(Page and application data records)
┌────────

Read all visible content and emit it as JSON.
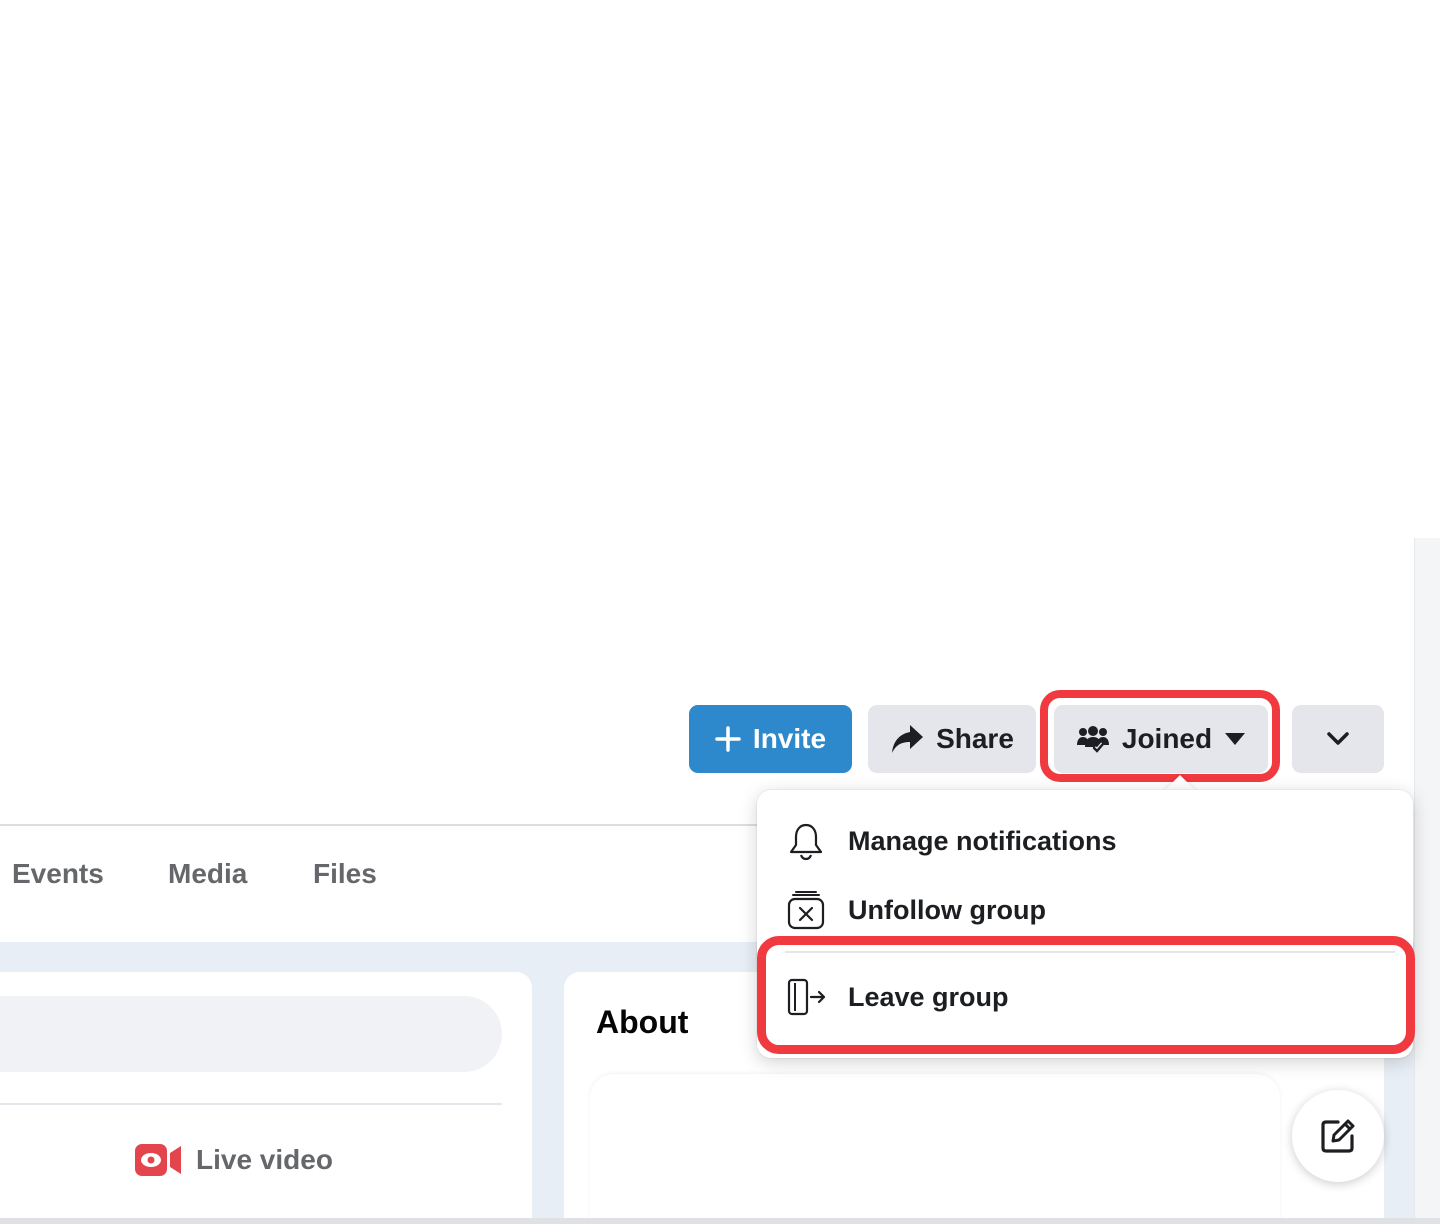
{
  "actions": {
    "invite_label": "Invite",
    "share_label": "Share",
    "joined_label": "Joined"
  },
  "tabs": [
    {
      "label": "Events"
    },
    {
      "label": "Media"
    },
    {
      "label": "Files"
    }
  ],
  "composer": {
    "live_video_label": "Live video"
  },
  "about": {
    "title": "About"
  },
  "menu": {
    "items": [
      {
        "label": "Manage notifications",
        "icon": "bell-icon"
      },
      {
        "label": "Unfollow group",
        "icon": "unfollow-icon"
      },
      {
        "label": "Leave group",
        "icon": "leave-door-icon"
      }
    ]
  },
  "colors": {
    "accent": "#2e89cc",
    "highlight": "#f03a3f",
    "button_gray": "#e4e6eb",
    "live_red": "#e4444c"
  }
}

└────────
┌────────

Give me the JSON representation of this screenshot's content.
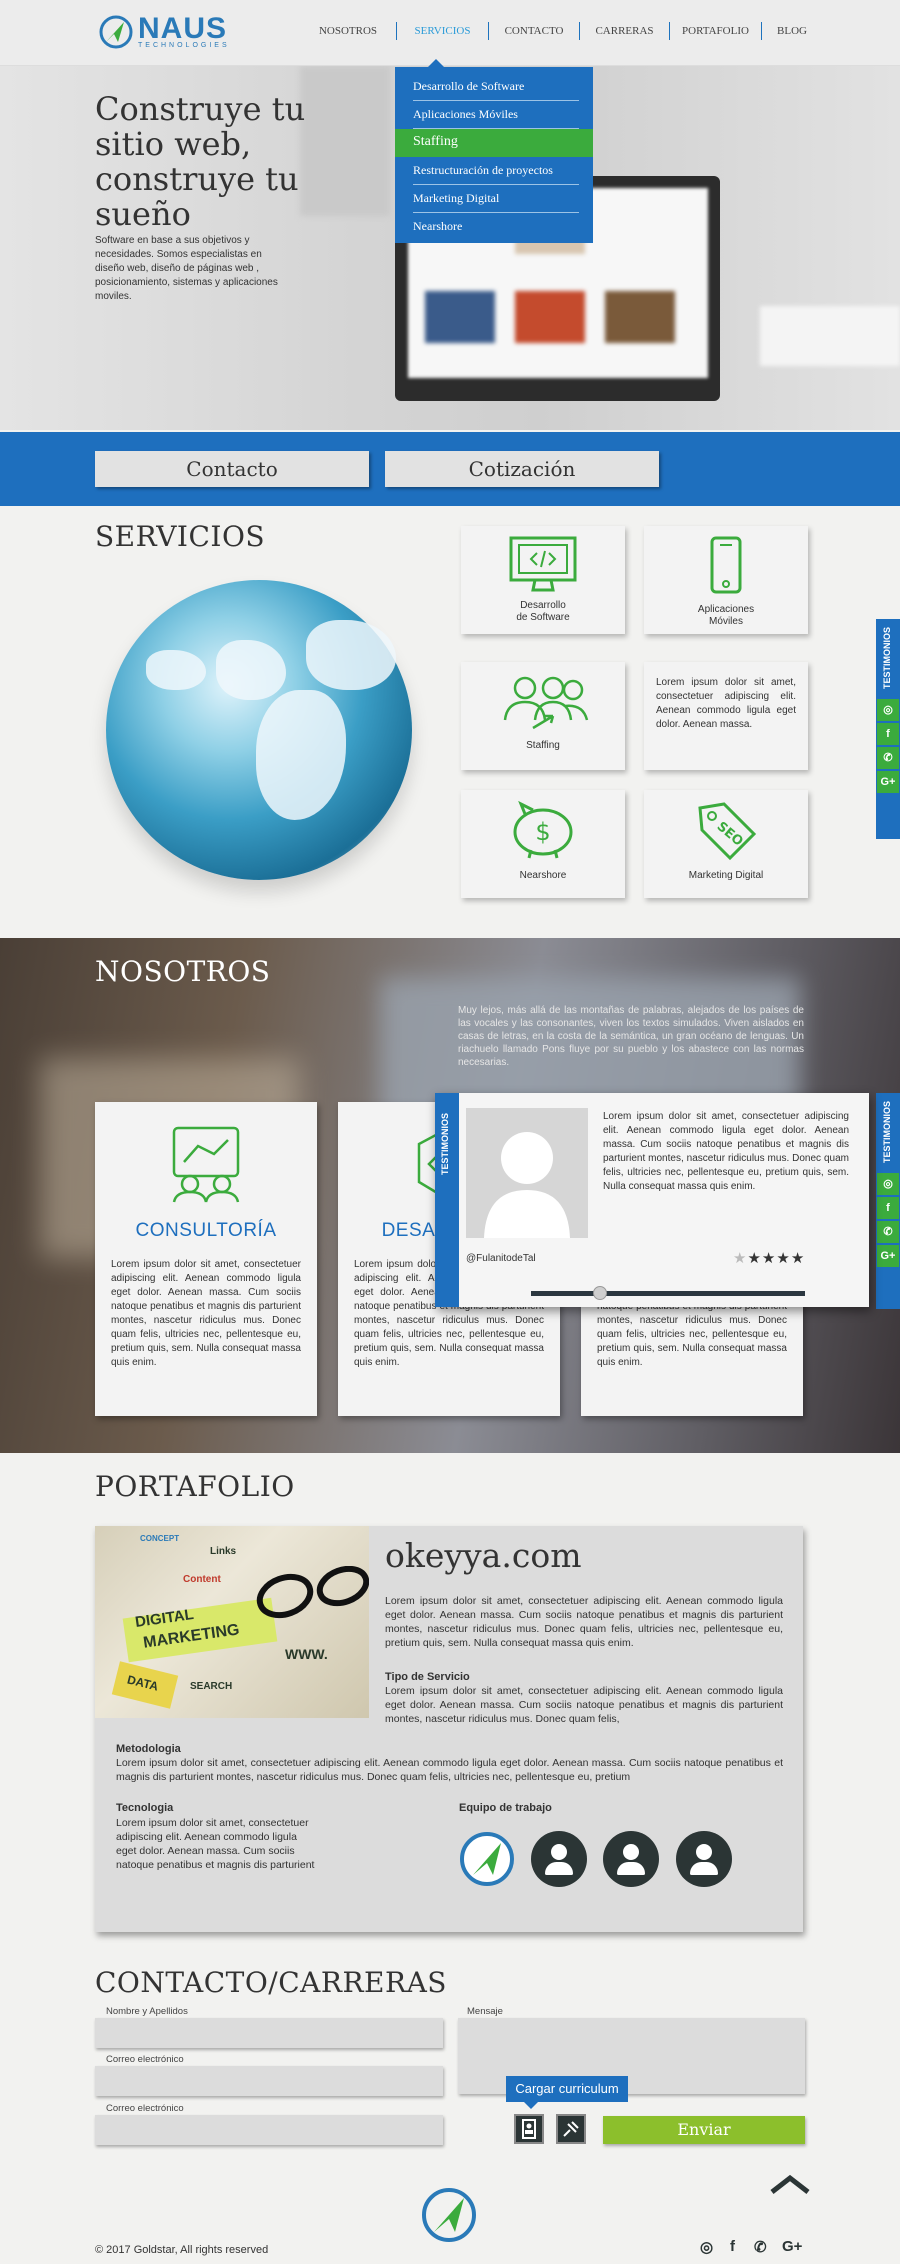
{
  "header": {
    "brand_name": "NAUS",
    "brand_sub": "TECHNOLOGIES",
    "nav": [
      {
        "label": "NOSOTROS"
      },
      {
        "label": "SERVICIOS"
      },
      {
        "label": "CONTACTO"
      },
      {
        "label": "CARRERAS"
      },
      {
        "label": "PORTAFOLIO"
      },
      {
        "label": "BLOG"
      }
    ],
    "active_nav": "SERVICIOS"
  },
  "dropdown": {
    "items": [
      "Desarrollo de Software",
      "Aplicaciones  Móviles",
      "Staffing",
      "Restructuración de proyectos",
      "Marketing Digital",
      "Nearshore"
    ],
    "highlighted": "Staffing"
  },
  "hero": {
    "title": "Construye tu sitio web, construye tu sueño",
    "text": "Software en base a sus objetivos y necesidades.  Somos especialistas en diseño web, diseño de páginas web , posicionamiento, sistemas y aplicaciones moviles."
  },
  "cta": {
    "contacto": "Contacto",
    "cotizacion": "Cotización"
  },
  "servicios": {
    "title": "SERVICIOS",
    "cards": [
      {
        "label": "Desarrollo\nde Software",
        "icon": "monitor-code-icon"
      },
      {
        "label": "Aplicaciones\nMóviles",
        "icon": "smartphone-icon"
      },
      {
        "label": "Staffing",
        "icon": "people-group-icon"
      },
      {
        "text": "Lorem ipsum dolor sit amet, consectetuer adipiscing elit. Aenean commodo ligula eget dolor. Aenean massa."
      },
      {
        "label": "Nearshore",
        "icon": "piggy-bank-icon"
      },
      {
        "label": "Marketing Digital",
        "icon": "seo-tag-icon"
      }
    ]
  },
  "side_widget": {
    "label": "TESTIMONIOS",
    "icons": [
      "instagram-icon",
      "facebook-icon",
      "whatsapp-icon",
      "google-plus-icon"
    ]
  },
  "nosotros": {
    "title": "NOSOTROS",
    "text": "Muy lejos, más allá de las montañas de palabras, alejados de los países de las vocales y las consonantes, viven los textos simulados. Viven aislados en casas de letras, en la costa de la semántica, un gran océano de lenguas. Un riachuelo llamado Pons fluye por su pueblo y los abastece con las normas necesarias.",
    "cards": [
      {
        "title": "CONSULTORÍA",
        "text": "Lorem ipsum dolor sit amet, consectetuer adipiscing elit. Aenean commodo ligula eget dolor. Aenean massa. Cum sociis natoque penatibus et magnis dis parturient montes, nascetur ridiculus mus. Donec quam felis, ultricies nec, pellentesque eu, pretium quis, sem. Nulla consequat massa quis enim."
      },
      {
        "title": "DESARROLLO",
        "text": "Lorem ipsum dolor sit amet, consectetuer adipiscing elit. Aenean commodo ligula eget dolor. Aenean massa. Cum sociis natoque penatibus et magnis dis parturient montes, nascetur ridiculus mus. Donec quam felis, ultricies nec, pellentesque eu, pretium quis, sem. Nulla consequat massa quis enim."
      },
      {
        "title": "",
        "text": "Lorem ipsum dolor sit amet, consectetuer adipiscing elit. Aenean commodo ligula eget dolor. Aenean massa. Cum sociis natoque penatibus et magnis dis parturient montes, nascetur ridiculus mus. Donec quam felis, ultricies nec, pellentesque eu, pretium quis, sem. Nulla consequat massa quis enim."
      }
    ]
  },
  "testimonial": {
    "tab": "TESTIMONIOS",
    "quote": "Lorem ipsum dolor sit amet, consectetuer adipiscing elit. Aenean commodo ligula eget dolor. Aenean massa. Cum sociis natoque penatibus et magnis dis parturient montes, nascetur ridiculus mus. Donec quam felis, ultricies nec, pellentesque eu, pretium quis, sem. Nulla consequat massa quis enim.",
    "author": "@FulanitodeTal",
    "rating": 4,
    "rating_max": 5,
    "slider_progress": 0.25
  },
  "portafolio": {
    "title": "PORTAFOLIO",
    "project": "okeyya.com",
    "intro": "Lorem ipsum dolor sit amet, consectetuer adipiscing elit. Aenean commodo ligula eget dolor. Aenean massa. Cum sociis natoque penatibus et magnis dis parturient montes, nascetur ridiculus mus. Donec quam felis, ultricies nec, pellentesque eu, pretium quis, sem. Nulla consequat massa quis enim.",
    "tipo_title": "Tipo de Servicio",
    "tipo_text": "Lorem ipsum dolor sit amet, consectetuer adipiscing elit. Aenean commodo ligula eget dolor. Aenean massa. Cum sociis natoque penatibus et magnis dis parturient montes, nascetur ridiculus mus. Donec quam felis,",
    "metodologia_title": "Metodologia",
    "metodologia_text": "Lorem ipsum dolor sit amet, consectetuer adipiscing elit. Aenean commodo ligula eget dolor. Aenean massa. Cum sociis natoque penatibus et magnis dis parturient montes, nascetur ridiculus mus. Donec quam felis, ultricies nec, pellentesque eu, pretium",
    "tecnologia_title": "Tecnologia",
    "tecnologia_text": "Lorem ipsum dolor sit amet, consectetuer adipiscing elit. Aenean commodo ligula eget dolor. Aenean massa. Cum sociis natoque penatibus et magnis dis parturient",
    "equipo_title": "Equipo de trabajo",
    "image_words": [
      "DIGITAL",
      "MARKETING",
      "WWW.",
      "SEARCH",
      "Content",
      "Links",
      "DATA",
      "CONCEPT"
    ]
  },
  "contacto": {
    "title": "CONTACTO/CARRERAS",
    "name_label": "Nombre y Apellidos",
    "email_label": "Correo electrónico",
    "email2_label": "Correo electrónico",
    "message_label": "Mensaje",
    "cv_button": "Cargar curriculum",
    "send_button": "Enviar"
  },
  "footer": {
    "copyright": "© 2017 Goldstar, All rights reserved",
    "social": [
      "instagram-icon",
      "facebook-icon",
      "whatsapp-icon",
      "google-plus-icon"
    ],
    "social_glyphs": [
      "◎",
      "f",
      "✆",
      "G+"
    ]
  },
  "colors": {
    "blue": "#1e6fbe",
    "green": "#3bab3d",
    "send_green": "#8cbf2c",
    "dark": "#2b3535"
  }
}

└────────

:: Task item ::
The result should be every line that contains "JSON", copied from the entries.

:: Response area ::
Read all visible content and emit it as JSON.
Give me the JSON representation of this screenshot's content.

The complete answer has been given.